- **REQUIRED ACTION**: As you work through the listing below, copy each line exactly and drop the images.

Segment Start: LISTED RECORDS

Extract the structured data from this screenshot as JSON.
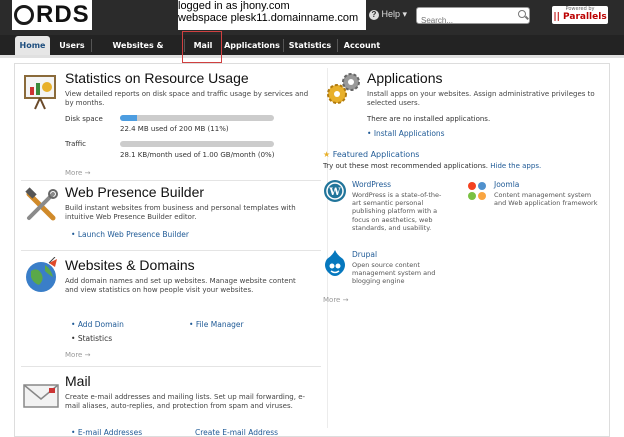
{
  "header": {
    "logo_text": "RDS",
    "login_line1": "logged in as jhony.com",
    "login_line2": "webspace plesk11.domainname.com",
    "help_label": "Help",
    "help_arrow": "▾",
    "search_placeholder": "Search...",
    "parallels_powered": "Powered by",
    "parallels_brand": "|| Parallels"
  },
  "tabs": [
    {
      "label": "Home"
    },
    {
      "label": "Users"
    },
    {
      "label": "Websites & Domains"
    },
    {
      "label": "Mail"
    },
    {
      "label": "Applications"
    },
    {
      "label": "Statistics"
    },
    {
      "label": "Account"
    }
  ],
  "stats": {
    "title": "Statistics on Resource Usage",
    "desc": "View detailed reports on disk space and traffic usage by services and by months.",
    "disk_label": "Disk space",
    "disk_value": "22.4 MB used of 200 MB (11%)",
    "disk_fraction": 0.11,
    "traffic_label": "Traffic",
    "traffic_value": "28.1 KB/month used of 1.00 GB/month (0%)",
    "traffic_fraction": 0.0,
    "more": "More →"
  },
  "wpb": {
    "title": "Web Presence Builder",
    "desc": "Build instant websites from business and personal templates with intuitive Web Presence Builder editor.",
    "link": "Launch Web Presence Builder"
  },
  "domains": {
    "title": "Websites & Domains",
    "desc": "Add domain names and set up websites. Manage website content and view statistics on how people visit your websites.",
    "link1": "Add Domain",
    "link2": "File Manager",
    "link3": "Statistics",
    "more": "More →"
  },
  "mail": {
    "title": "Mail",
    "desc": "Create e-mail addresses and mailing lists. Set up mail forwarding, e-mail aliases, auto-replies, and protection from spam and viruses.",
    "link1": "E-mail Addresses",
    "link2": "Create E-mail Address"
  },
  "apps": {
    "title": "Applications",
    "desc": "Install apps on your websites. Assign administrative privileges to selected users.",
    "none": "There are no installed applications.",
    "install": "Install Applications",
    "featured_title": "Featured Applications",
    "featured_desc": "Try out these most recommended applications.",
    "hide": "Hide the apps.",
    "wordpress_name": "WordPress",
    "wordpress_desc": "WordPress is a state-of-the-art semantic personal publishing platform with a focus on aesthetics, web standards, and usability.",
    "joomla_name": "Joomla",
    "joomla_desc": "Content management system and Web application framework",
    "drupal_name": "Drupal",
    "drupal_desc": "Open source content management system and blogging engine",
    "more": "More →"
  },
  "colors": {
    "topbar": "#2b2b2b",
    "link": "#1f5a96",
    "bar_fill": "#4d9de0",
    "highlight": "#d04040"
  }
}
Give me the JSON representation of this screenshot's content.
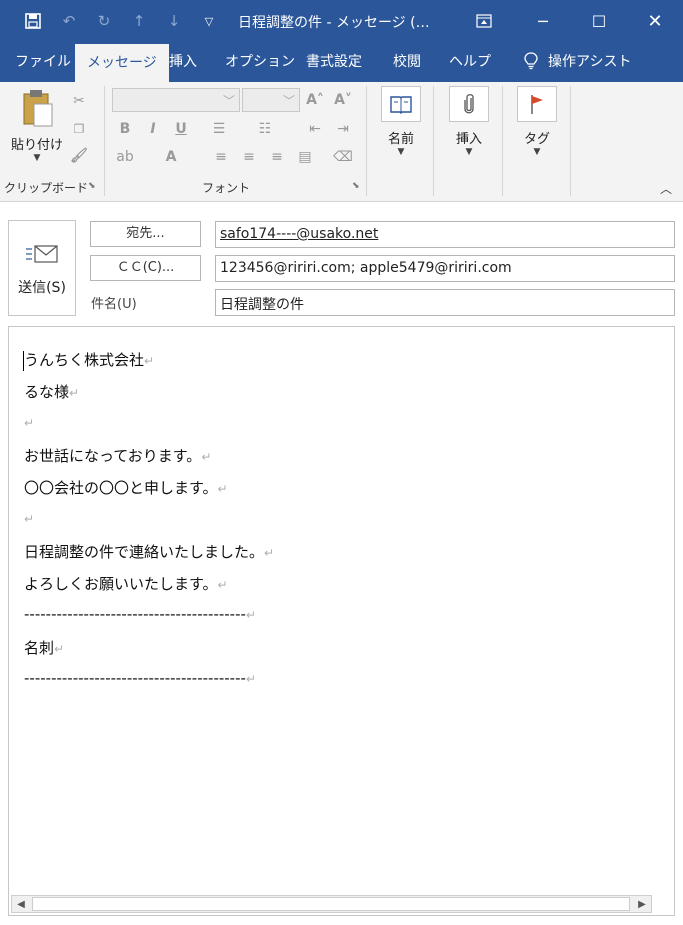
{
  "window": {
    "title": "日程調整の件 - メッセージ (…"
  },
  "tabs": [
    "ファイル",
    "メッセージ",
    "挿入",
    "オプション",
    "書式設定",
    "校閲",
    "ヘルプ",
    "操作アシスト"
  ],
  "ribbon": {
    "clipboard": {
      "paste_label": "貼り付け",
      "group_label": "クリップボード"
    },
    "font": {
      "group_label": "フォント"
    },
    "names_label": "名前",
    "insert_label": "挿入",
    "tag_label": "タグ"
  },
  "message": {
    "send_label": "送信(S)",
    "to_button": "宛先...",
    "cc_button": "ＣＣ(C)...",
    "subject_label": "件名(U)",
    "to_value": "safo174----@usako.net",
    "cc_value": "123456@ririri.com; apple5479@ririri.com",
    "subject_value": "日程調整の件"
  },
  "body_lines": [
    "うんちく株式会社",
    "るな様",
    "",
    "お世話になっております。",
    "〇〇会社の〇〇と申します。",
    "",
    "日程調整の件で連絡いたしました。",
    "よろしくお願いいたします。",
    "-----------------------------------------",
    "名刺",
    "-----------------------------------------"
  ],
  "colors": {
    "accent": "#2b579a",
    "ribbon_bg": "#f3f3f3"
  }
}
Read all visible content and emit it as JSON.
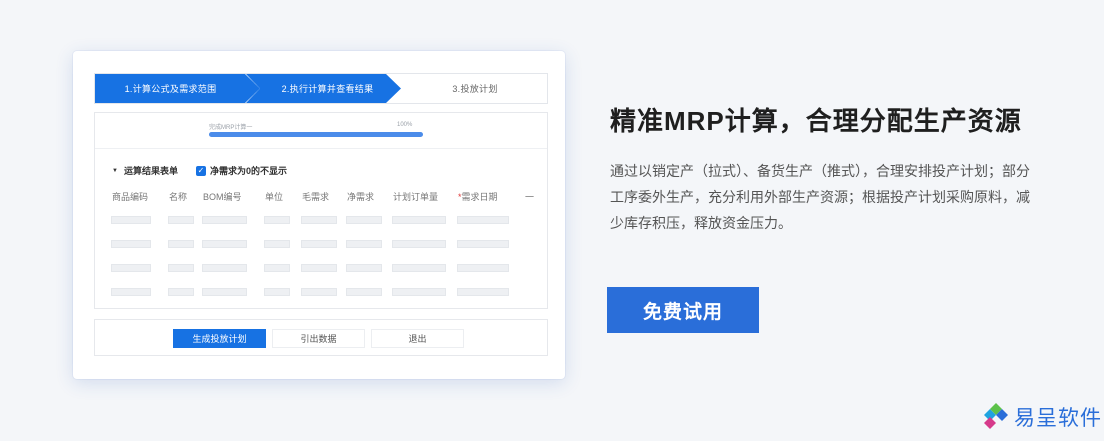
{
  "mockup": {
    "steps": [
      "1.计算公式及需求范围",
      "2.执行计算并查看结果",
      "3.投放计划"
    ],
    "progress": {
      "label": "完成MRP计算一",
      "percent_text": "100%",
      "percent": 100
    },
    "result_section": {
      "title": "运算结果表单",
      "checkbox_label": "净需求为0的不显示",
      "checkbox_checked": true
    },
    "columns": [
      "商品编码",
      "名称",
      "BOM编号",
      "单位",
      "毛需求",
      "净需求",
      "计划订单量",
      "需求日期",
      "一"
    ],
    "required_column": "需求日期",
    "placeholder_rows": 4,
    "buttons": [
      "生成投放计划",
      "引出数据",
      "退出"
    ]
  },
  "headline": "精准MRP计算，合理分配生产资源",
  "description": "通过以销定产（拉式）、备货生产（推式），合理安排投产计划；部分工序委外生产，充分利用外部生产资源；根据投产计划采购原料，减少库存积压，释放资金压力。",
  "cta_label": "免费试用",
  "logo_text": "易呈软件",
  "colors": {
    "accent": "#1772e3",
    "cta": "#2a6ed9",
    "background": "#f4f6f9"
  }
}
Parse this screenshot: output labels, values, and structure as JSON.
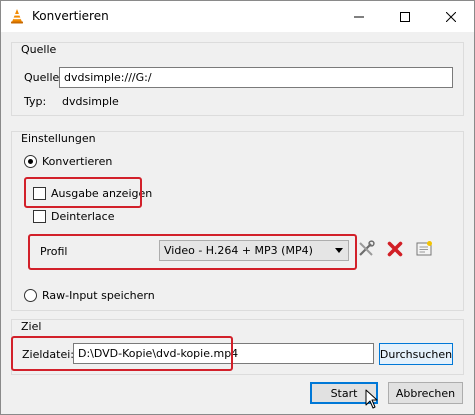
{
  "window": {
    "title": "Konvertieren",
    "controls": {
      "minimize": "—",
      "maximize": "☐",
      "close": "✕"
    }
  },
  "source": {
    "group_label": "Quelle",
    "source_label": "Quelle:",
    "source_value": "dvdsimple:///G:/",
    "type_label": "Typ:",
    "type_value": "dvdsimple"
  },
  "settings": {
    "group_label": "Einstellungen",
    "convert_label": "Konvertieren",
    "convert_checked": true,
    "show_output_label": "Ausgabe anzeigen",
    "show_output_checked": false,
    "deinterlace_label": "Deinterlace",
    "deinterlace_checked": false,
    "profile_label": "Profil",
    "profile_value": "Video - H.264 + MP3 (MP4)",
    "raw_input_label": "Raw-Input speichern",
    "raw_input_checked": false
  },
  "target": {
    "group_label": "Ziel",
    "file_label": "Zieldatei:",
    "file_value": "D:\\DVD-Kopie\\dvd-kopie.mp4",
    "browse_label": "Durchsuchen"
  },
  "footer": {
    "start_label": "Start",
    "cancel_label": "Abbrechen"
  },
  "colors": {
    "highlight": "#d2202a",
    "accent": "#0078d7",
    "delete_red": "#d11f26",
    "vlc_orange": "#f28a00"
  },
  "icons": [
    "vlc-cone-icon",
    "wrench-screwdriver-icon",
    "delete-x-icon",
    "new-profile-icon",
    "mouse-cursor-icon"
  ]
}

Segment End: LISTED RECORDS

- **EXERCISE ANSWER**:
Extract the structured data from this screenshot as JSON.
{
  "header": {
    "logo_text": "RDS",
    "login_line1": "logged in as jhony.com",
    "login_line2": "webspace plesk11.domainname.com",
    "help_label": "Help",
    "help_arrow": "▾",
    "search_placeholder": "Search...",
    "parallels_powered": "Powered by",
    "parallels_brand": "|| Parallels"
  },
  "tabs": [
    {
      "label": "Home"
    },
    {
      "label": "Users"
    },
    {
      "label": "Websites & Domains"
    },
    {
      "label": "Mail"
    },
    {
      "label": "Applications"
    },
    {
      "label": "Statistics"
    },
    {
      "label": "Account"
    }
  ],
  "stats": {
    "title": "Statistics on Resource Usage",
    "desc": "View detailed reports on disk space and traffic usage by services and by months.",
    "disk_label": "Disk space",
    "disk_value": "22.4 MB used of 200 MB (11%)",
    "disk_fraction": 0.11,
    "traffic_label": "Traffic",
    "traffic_value": "28.1 KB/month used of 1.00 GB/month (0%)",
    "traffic_fraction": 0.0,
    "more": "More →"
  },
  "wpb": {
    "title": "Web Presence Builder",
    "desc": "Build instant websites from business and personal templates with intuitive Web Presence Builder editor.",
    "link": "Launch Web Presence Builder"
  },
  "domains": {
    "title": "Websites & Domains",
    "desc": "Add domain names and set up websites. Manage website content and view statistics on how people visit your websites.",
    "link1": "Add Domain",
    "link2": "File Manager",
    "link3": "Statistics",
    "more": "More →"
  },
  "mail": {
    "title": "Mail",
    "desc": "Create e-mail addresses and mailing lists. Set up mail forwarding, e-mail aliases, auto-replies, and protection from spam and viruses.",
    "link1": "E-mail Addresses",
    "link2": "Create E-mail Address"
  },
  "apps": {
    "title": "Applications",
    "desc": "Install apps on your websites. Assign administrative privileges to selected users.",
    "none": "There are no installed applications.",
    "install": "Install Applications",
    "featured_title": "Featured Applications",
    "featured_desc": "Try out these most recommended applications.",
    "hide": "Hide the apps.",
    "wordpress_name": "WordPress",
    "wordpress_desc": "WordPress is a state-of-the-art semantic personal publishing platform with a focus on aesthetics, web standards, and usability.",
    "joomla_name": "Joomla",
    "joomla_desc": "Content management system and Web application framework",
    "drupal_name": "Drupal",
    "drupal_desc": "Open source content management system and blogging engine",
    "more": "More →"
  },
  "colors": {
    "topbar": "#2b2b2b",
    "link": "#1f5a96",
    "bar_fill": "#4d9de0",
    "highlight": "#d04040"
  }
}
Give me the JSON representation of this screenshot's content.
{
  "window": {
    "title": "日程調整の件 - メッセージ (…"
  },
  "tabs": [
    "ファイル",
    "メッセージ",
    "挿入",
    "オプション",
    "書式設定",
    "校閲",
    "ヘルプ",
    "操作アシスト"
  ],
  "ribbon": {
    "clipboard": {
      "paste_label": "貼り付け",
      "group_label": "クリップボード"
    },
    "font": {
      "group_label": "フォント"
    },
    "names_label": "名前",
    "insert_label": "挿入",
    "tag_label": "タグ"
  },
  "message": {
    "send_label": "送信(S)",
    "to_button": "宛先...",
    "cc_button": "ＣＣ(C)...",
    "subject_label": "件名(U)",
    "to_value": "safo174----@usako.net",
    "cc_value": "123456@ririri.com; apple5479@ririri.com",
    "subject_value": "日程調整の件"
  },
  "body_lines": [
    "うんちく株式会社",
    "るな様",
    "",
    "お世話になっております。",
    "〇〇会社の〇〇と申します。",
    "",
    "日程調整の件で連絡いたしました。",
    "よろしくお願いいたします。",
    "-----------------------------------------",
    "名刺",
    "-----------------------------------------"
  ],
  "colors": {
    "accent": "#2b579a",
    "ribbon_bg": "#f3f3f3"
  }
}
Read all visible content and emit it as JSON.
{
  "mockup": {
    "steps": [
      "1.计算公式及需求范围",
      "2.执行计算并查看结果",
      "3.投放计划"
    ],
    "progress": {
      "label": "完成MRP计算一",
      "percent_text": "100%",
      "percent": 100
    },
    "result_section": {
      "title": "运算结果表单",
      "checkbox_label": "净需求为0的不显示",
      "checkbox_checked": true
    },
    "columns": [
      "商品编码",
      "名称",
      "BOM编号",
      "单位",
      "毛需求",
      "净需求",
      "计划订单量",
      "需求日期",
      "一"
    ],
    "required_column": "需求日期",
    "placeholder_rows": 4,
    "buttons": [
      "生成投放计划",
      "引出数据",
      "退出"
    ]
  },
  "headline": "精准MRP计算，合理分配生产资源",
  "description": "通过以销定产（拉式）、备货生产（推式），合理安排投产计划；部分工序委外生产，充分利用外部生产资源；根据投产计划采购原料，减少库存积压，释放资金压力。",
  "cta_label": "免费试用",
  "logo_text": "易呈软件",
  "colors": {
    "accent": "#1772e3",
    "cta": "#2a6ed9",
    "background": "#f4f6f9"
  }
}
Parse this screenshot: output labels, values, and structure as JSON.
{
  "window": {
    "title": "Konvertieren",
    "controls": {
      "minimize": "—",
      "maximize": "☐",
      "close": "✕"
    }
  },
  "source": {
    "group_label": "Quelle",
    "source_label": "Quelle:",
    "source_value": "dvdsimple:///G:/",
    "type_label": "Typ:",
    "type_value": "dvdsimple"
  },
  "settings": {
    "group_label": "Einstellungen",
    "convert_label": "Konvertieren",
    "convert_checked": true,
    "show_output_label": "Ausgabe anzeigen",
    "show_output_checked": false,
    "deinterlace_label": "Deinterlace",
    "deinterlace_checked": false,
    "profile_label": "Profil",
    "profile_value": "Video - H.264 + MP3 (MP4)",
    "raw_input_label": "Raw-Input speichern",
    "raw_input_checked": false
  },
  "target": {
    "group_label": "Ziel",
    "file_label": "Zieldatei:",
    "file_value": "D:\\DVD-Kopie\\dvd-kopie.mp4",
    "browse_label": "Durchsuchen"
  },
  "footer": {
    "start_label": "Start",
    "cancel_label": "Abbrechen"
  },
  "colors": {
    "highlight": "#d2202a",
    "accent": "#0078d7",
    "delete_red": "#d11f26",
    "vlc_orange": "#f28a00"
  },
  "icons": [
    "vlc-cone-icon",
    "wrench-screwdriver-icon",
    "delete-x-icon",
    "new-profile-icon",
    "mouse-cursor-icon"
  ]
}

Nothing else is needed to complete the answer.